* TASK OBJECTIVE *
Find the number of lines in these records where the word "icon" appears. Reply with that number and nothing more.

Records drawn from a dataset
Content starts

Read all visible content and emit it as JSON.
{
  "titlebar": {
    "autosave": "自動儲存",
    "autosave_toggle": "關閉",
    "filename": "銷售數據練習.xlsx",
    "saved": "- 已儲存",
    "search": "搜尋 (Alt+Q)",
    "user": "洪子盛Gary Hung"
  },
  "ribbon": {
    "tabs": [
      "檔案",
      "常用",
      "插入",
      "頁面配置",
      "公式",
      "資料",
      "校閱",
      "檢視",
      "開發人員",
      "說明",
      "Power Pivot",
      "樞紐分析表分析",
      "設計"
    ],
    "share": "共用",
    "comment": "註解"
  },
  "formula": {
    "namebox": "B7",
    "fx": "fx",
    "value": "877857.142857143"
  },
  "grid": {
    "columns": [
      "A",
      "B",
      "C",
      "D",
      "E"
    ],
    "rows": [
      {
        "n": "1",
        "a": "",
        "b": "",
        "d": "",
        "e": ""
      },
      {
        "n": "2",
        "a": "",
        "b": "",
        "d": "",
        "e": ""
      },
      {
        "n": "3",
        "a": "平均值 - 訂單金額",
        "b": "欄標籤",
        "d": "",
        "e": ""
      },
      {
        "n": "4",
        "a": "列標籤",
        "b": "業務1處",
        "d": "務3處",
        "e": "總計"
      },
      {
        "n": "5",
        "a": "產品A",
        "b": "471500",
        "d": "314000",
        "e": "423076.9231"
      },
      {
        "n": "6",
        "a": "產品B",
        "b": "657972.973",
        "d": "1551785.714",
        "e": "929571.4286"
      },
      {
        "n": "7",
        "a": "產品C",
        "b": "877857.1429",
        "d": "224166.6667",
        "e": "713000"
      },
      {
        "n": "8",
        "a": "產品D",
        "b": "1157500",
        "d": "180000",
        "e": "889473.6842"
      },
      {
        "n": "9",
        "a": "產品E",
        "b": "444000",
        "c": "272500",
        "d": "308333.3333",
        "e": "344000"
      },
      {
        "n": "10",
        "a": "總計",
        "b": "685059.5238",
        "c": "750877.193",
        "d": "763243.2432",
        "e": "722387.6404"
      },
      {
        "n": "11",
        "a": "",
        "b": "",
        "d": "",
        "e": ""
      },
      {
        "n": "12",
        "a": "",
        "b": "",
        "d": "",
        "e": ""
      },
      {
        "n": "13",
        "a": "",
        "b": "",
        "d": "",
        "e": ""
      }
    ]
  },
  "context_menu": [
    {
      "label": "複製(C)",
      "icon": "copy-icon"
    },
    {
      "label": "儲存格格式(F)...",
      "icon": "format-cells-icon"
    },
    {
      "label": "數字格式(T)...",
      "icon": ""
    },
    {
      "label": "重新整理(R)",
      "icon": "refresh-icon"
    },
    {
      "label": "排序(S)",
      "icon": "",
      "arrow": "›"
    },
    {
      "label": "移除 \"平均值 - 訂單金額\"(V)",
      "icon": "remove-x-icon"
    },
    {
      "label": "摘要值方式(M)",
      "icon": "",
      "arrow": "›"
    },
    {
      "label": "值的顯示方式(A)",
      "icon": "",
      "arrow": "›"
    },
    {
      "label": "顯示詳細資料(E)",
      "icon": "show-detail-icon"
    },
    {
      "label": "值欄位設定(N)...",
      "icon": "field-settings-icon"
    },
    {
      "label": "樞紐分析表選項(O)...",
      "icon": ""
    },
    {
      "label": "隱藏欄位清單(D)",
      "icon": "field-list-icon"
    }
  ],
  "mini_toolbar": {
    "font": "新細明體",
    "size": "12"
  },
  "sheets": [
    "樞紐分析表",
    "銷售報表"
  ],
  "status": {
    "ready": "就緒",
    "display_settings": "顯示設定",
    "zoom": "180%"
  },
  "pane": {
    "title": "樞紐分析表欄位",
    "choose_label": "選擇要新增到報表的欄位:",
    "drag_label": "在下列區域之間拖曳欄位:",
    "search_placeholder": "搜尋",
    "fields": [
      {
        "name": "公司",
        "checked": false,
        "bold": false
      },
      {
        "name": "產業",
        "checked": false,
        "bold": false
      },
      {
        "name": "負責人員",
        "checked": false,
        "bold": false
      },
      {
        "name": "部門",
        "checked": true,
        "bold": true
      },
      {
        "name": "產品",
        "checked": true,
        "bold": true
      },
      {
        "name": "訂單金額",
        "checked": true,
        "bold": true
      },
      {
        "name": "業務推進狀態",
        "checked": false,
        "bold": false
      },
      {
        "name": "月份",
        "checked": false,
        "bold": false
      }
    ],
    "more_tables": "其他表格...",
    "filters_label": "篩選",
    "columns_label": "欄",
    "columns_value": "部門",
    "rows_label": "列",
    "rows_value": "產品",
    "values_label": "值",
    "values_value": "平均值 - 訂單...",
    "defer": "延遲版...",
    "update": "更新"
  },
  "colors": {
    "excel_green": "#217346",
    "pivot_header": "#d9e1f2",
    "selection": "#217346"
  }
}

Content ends

* RESPONSE TO THE TASK *
12